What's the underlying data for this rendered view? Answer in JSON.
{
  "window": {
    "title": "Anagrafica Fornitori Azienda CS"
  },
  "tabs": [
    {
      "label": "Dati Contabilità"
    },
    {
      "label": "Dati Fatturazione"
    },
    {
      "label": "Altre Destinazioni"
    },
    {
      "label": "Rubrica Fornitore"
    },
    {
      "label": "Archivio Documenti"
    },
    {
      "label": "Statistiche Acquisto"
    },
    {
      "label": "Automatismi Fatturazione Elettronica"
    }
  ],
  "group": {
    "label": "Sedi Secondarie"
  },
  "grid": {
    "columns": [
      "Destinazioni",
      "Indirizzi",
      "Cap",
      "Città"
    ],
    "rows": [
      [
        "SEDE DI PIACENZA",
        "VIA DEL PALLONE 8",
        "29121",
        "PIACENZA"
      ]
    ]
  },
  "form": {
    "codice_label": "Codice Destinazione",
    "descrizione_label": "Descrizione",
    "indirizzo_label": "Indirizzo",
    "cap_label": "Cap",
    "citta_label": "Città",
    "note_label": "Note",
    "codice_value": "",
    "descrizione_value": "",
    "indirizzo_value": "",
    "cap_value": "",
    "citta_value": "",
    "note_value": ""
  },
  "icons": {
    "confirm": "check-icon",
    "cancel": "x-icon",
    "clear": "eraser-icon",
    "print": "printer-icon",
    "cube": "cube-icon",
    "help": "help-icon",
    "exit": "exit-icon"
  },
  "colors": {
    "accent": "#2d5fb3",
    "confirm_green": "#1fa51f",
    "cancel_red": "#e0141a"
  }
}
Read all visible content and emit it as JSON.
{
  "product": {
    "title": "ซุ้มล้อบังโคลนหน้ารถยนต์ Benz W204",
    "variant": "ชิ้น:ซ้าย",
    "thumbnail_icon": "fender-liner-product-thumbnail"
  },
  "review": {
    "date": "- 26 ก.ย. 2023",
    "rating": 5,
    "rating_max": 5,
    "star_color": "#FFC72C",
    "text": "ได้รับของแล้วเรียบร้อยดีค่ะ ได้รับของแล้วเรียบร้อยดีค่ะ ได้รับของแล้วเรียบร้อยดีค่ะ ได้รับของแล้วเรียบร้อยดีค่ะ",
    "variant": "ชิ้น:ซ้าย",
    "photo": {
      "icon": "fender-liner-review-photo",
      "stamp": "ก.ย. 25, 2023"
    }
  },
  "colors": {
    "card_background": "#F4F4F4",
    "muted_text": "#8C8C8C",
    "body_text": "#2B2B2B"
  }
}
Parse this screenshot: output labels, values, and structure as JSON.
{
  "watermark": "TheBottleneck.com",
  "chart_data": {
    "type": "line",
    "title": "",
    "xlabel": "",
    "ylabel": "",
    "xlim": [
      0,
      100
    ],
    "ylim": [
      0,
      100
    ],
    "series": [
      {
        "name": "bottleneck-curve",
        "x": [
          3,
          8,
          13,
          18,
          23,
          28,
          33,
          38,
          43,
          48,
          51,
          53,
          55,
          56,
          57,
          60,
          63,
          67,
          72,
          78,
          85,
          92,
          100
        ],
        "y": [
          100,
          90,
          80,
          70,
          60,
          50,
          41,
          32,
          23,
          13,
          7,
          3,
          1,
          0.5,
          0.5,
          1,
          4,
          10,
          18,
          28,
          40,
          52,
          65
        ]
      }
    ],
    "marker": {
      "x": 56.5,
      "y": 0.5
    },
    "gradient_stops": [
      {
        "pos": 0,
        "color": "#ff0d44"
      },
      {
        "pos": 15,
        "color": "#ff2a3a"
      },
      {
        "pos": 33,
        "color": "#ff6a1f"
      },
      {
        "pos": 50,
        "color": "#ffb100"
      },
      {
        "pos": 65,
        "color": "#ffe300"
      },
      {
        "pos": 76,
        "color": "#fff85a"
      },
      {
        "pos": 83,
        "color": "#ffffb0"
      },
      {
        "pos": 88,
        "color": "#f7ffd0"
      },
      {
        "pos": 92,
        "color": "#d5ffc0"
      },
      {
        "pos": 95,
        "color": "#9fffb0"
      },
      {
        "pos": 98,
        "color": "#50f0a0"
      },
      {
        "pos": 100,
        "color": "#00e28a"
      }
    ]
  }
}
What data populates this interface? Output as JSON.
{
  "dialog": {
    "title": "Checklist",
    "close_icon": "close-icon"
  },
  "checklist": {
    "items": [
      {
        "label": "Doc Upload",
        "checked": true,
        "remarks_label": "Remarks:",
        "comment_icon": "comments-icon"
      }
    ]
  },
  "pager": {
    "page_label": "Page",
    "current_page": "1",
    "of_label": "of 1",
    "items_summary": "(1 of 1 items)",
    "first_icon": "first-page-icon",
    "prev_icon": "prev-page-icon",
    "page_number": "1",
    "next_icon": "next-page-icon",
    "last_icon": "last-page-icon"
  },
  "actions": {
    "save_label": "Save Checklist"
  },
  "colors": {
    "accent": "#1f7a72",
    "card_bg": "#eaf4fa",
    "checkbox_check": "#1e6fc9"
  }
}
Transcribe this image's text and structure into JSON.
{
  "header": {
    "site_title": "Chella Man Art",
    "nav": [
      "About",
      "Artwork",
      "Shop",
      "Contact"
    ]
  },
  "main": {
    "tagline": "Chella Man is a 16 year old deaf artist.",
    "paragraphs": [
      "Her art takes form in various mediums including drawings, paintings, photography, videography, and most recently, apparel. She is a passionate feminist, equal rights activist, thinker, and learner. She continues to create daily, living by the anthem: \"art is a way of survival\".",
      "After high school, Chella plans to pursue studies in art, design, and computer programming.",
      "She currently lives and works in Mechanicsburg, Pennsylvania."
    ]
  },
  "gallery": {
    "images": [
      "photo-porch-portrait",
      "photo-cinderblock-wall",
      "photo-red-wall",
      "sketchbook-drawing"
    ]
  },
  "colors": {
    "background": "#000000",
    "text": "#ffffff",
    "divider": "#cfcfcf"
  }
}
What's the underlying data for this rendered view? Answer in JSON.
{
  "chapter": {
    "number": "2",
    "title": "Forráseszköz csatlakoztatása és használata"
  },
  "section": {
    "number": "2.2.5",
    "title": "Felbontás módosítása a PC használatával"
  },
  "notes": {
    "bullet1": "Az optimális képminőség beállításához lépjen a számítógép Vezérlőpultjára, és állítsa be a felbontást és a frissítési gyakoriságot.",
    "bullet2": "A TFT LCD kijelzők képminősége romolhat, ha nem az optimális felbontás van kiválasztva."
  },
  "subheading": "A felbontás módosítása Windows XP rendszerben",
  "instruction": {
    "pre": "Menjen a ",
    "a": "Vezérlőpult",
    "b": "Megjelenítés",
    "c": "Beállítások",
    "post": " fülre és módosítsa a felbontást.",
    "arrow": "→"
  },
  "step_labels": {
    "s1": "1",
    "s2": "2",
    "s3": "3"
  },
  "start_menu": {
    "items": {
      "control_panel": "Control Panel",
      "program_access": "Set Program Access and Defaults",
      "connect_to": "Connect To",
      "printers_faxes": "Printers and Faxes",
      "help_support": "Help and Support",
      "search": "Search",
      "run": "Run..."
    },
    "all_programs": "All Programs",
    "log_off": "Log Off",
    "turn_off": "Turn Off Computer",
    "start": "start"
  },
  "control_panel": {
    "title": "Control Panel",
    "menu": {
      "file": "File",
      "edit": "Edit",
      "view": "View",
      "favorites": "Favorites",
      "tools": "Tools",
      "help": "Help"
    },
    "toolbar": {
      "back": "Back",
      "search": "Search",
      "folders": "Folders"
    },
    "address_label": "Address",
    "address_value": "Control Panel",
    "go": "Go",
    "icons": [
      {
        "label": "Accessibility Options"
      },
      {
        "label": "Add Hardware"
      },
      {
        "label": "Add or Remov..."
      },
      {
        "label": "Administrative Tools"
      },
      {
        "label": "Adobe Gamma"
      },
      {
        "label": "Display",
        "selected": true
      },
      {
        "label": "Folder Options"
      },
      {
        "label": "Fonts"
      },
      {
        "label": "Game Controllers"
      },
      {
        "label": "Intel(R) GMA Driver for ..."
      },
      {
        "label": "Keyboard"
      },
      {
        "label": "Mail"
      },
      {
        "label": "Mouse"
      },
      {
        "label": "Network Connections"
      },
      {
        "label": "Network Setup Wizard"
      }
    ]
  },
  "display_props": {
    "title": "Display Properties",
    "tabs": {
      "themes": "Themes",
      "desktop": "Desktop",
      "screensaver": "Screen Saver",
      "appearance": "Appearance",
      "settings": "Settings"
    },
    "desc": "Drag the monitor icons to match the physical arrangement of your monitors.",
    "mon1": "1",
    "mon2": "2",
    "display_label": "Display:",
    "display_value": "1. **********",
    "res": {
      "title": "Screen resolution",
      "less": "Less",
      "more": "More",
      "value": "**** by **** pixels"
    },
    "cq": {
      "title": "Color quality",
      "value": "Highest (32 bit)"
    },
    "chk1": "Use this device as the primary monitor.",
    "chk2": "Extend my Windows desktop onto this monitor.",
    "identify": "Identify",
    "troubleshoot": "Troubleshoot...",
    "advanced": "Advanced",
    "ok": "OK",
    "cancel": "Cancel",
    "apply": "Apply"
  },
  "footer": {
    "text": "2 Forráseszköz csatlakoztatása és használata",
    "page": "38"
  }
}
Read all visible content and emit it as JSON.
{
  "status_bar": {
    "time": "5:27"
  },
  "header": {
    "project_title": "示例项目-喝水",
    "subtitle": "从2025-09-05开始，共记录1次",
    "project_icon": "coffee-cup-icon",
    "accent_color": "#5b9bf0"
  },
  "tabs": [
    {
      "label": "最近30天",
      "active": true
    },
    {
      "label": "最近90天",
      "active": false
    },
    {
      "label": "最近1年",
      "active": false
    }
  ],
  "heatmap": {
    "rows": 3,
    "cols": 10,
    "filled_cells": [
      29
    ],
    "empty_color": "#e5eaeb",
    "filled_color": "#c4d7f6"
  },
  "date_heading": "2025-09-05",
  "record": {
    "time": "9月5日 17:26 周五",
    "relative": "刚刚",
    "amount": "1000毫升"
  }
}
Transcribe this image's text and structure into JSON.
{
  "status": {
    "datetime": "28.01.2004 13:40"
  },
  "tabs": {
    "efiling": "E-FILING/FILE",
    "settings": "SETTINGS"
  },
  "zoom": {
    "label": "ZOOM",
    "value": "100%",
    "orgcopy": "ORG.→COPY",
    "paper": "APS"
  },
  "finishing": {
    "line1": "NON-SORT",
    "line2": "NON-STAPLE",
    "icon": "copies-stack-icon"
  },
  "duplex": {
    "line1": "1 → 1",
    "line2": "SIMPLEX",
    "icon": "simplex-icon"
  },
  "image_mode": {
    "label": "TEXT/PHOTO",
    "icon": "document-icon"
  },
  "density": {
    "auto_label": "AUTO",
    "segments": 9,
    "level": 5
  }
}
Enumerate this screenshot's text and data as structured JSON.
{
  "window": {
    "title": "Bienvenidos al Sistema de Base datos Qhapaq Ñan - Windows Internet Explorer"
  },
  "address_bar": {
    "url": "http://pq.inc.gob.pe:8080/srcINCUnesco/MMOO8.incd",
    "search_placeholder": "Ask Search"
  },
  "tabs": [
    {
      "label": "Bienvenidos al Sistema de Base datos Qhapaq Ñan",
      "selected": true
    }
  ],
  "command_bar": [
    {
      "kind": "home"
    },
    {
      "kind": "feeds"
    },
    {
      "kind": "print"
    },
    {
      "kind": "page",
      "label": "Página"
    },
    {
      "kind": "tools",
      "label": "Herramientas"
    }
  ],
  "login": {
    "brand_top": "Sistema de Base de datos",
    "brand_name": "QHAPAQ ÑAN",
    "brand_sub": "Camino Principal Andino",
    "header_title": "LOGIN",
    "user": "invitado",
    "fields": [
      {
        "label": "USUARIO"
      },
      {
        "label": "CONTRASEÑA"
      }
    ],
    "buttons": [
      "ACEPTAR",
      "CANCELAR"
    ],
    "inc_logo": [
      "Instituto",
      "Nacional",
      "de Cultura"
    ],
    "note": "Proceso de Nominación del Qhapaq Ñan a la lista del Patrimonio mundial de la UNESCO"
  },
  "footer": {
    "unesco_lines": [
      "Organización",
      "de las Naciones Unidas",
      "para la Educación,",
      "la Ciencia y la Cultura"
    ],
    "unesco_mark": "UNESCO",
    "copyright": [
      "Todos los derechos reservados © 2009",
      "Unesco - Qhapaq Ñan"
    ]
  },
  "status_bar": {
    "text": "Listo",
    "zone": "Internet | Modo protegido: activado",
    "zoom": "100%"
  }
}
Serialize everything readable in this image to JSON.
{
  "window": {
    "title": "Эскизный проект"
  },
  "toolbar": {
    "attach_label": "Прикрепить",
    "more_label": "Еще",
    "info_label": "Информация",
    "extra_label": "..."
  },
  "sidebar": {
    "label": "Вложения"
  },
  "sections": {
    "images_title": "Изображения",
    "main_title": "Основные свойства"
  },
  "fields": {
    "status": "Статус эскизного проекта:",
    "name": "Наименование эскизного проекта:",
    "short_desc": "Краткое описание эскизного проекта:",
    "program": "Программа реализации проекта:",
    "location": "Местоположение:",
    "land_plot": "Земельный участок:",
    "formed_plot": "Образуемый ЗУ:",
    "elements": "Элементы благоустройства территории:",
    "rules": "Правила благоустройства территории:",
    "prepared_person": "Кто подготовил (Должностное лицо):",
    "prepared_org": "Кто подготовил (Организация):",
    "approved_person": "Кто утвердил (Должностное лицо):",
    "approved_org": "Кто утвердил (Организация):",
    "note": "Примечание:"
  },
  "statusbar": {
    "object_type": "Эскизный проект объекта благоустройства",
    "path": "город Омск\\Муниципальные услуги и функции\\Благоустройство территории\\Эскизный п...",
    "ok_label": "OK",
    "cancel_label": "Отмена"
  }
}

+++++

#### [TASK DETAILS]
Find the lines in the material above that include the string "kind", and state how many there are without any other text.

#### [TASK OUTPUT]
5